Data records for software interfaces:
==============================
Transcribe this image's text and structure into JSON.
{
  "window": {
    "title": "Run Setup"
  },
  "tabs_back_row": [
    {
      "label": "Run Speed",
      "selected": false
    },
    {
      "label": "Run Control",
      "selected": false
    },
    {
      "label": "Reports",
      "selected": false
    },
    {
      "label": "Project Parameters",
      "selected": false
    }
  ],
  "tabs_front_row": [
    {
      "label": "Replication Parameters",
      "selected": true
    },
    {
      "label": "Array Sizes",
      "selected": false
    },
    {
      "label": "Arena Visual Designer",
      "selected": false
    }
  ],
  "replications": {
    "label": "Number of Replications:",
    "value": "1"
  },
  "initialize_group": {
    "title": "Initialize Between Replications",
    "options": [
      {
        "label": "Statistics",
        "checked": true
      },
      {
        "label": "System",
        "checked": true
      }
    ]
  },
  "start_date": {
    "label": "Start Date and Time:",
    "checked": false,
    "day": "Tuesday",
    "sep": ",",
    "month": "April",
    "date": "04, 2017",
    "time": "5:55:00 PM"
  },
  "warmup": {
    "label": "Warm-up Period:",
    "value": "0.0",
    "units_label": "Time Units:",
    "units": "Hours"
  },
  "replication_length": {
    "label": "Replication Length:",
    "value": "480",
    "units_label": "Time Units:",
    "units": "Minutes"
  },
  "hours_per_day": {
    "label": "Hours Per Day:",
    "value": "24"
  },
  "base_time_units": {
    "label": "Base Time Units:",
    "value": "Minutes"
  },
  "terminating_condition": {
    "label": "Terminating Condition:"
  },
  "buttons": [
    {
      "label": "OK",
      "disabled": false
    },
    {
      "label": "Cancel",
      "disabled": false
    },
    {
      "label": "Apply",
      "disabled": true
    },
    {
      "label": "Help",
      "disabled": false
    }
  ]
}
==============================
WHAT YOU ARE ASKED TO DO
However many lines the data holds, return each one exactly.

RESPONSE TO THIS TASK
Transcribe this image's text and structure into JSON.
{
  "window": {
    "title": "Run Setup"
  },
  "tabs_back_row": [
    {
      "label": "Run Speed",
      "selected": false
    },
    {
      "label": "Run Control",
      "selected": false
    },
    {
      "label": "Reports",
      "selected": false
    },
    {
      "label": "Project Parameters",
      "selected": false
    }
  ],
  "tabs_front_row": [
    {
      "label": "Replication Parameters",
      "selected": true
    },
    {
      "label": "Array Sizes",
      "selected": false
    },
    {
      "label": "Arena Visual Designer",
      "selected": false
    }
  ],
  "replications": {
    "label": "Number of Replications:",
    "value": "1"
  },
  "initialize_group": {
    "title": "Initialize Between Replications",
    "options": [
      {
        "label": "Statistics",
        "checked": true
      },
      {
        "label": "System",
        "checked": true
      }
    ]
  },
  "start_date": {
    "label": "Start Date and Time:",
    "checked": false,
    "day": "Tuesday",
    "sep": ",",
    "month": "April",
    "date": "04, 2017",
    "time": "5:55:00 PM"
  },
  "warmup": {
    "label": "Warm-up Period:",
    "value": "0.0",
    "units_label": "Time Units:",
    "units": "Hours"
  },
  "replication_length": {
    "label": "Replication Length:",
    "value": "480",
    "units_label": "Time Units:",
    "units": "Minutes"
  },
  "hours_per_day": {
    "label": "Hours Per Day:",
    "value": "24"
  },
  "base_time_units": {
    "label": "Base Time Units:",
    "value": "Minutes"
  },
  "terminating_condition": {
    "label": "Terminating Condition:"
  },
  "buttons": [
    {
      "label": "OK",
      "disabled": false
    },
    {
      "label": "Cancel",
      "disabled": false
    },
    {
      "label": "Apply",
      "disabled": true
    },
    {
      "label": "Help",
      "disabled": false
    }
  ]
}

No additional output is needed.